Maybe less spiritually, I now had a perfectly clear vision not only where I wanted to be, but also started to be able to identify how I could get there.
In other words: I had the foundations and a vision of the house… and now the hard work could begin building it. Amazingly though, thanks to the clarity I had gained out of the planning process, I knew that every step I would take could be measured easily against it being effective as a way to achieve my vision. Thus, I could minimise distraction and wasted energy – and fully focus on moving ahead.

Pre-SWIPES work: Listing all the good things

While the SWIPES areas (or rather dimensions) are useful to define broad areas of a balanced and happy life, the first challenge was to apply these and start designing a possible plan for change. This was, of course a deeply personal exercise. In this post I describe how I used the framework to design my person “reset” and “reboot” – of course, please bear in mind that this may be a quite different process for you – it may be more gradual, it may be more rapid – and of course, the actual goals and visions are likely to be very different.

The aim of this first exercise was to start “planning”: while it would have been easy to jump to individual actions (do more sports? Eat more veg?
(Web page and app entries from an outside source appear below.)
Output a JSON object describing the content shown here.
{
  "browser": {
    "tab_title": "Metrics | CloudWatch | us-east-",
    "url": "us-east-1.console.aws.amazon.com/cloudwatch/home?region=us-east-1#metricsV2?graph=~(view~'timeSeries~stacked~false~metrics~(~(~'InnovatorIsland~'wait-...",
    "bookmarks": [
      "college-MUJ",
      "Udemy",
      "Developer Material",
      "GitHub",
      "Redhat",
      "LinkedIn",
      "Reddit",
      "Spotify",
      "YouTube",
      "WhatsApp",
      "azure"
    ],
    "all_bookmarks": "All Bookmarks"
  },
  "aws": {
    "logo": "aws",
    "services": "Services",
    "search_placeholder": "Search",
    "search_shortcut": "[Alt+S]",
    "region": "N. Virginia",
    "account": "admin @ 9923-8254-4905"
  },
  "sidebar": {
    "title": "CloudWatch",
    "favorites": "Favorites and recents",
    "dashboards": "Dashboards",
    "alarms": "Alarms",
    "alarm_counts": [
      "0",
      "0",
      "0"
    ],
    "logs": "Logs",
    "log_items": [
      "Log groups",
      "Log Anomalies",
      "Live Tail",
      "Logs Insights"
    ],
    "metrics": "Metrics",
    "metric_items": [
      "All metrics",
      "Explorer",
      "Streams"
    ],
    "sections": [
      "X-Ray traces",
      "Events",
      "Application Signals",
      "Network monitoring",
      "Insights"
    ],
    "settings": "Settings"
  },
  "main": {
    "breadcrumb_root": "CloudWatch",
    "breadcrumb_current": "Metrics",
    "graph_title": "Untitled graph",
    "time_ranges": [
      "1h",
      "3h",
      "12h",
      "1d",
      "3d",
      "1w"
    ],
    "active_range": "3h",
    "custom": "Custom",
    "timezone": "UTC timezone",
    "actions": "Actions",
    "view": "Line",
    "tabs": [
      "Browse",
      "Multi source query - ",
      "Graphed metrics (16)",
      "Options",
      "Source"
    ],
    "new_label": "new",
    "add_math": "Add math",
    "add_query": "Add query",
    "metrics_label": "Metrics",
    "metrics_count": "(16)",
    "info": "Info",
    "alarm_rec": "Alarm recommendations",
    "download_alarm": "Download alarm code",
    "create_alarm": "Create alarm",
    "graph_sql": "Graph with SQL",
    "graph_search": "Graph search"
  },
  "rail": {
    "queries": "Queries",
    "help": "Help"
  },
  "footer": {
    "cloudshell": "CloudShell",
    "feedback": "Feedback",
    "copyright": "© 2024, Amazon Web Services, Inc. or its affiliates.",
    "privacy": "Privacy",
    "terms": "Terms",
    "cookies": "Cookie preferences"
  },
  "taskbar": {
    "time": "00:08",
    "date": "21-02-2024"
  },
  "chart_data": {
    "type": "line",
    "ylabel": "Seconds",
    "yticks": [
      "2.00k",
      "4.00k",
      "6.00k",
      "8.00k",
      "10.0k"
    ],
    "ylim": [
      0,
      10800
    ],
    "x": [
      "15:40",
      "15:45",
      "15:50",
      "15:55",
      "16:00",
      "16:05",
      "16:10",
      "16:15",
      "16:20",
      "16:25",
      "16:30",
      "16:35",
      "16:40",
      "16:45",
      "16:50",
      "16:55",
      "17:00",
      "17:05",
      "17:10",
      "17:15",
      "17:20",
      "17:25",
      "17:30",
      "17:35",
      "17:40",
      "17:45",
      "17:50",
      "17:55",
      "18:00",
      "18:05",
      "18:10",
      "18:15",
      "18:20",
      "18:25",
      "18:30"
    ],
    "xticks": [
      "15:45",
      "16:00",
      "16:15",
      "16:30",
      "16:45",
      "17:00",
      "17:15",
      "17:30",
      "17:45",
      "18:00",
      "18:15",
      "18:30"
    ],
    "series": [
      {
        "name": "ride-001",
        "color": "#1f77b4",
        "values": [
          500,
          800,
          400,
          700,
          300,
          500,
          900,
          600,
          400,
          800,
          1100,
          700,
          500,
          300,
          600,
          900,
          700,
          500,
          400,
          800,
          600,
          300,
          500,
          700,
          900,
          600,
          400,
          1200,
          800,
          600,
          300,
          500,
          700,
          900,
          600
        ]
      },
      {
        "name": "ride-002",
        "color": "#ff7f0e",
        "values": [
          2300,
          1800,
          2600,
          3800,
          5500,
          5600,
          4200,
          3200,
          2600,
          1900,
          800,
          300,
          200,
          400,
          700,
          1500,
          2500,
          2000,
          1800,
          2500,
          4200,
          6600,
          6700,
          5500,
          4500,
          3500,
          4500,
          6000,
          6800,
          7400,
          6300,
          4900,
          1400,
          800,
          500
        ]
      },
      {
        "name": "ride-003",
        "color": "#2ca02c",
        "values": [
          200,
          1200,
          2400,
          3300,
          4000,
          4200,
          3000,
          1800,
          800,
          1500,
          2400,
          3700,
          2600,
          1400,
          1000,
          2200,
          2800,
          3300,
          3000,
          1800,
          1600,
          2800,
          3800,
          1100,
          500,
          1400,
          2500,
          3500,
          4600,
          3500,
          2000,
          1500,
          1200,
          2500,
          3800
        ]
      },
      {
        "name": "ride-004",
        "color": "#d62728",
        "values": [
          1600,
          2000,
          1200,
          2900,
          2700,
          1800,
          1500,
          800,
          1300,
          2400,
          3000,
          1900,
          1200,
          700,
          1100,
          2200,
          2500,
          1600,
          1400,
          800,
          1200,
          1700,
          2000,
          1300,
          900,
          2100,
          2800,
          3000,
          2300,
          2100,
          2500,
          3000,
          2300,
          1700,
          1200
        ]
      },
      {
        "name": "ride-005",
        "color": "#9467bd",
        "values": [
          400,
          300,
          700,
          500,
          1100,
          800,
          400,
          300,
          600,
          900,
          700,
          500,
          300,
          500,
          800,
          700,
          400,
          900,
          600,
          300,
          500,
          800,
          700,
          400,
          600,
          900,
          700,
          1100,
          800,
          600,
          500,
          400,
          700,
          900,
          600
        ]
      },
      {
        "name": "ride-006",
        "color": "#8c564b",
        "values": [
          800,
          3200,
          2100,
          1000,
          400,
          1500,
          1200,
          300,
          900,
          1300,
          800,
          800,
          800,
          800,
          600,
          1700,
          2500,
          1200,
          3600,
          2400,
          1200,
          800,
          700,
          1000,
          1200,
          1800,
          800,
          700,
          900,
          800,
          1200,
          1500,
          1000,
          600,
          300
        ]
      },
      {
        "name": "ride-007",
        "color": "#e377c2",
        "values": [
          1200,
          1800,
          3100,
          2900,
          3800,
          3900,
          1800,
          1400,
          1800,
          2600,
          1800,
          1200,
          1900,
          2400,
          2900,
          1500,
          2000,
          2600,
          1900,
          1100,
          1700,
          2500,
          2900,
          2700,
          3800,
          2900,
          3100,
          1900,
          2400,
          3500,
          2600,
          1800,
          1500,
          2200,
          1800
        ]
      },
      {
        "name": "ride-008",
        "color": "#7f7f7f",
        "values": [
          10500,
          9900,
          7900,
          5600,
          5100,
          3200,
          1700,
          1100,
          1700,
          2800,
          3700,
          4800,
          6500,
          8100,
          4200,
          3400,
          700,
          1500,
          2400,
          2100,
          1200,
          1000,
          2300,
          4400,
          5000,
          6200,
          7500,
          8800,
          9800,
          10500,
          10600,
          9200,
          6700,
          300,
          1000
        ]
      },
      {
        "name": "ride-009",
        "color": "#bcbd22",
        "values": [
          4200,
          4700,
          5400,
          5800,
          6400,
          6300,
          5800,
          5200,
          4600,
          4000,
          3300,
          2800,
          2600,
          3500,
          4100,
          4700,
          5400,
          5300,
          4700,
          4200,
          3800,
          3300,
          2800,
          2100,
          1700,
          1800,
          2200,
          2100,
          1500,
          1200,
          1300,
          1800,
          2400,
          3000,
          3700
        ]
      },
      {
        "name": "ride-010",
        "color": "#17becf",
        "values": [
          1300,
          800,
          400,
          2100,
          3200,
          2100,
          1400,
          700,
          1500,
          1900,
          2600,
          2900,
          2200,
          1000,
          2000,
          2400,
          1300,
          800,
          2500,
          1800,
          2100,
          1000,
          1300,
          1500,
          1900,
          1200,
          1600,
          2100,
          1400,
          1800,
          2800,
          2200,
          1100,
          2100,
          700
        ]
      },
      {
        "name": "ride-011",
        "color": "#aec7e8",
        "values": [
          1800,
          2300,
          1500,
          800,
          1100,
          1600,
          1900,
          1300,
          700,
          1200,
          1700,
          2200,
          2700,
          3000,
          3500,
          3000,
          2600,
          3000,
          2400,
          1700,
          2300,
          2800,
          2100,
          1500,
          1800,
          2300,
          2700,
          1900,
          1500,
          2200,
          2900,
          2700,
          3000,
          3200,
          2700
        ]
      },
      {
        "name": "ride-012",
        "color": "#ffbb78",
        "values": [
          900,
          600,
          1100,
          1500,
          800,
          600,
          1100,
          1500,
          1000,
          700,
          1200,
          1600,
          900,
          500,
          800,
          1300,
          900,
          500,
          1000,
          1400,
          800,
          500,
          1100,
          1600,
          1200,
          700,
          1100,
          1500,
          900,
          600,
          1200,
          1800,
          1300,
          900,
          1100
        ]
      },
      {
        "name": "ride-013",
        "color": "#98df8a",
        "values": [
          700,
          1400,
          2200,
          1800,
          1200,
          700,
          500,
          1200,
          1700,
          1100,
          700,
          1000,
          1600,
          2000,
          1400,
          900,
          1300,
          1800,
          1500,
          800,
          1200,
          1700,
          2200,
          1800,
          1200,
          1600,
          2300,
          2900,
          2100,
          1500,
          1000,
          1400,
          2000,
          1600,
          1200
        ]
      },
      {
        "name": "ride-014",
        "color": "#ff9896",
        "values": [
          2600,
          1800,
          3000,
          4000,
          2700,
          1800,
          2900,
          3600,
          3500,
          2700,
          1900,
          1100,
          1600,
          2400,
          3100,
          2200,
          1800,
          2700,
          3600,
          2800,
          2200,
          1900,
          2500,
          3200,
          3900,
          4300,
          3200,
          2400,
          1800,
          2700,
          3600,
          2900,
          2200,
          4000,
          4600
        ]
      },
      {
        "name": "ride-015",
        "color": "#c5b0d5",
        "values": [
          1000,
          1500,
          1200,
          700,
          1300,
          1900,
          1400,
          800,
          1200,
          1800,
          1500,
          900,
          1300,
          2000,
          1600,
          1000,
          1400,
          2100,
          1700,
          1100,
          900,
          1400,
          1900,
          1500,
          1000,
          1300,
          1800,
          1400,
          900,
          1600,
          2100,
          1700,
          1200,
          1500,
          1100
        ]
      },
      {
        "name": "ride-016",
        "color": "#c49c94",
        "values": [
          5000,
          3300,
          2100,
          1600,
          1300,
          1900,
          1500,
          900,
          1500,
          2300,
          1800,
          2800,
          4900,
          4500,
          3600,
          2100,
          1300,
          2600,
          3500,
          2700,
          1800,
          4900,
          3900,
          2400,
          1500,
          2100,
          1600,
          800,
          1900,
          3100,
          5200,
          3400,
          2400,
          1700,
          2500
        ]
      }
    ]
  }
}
Read more?…), many of these Continue reading “Pre-SWIPES work: Listing all the good things”

Redesigning my life: the SWIPES framework

When I first took a closer look at my life I realised that the easiest way to achieve positive change was to divide life into several categories – those that were essential to designing a happy and healthy life. Using an approach of looking at life in categories has the advantage that I could quickly see where I was doing well, and where I needed to focus on.  It also helped me to create a life vision – and where I wanted to be vs where I was.

Coming from an academic background, my first step was, of course, to start reading what others had written about this. Unfortunately that wasn’t an easy task, as many people seem to have written about it – claiming some sort of research base – but often never seemed to have gone through rigorous testing, let alone peer-review. There is a whole Continue reading “Redesigning my life: the SWIPES framework”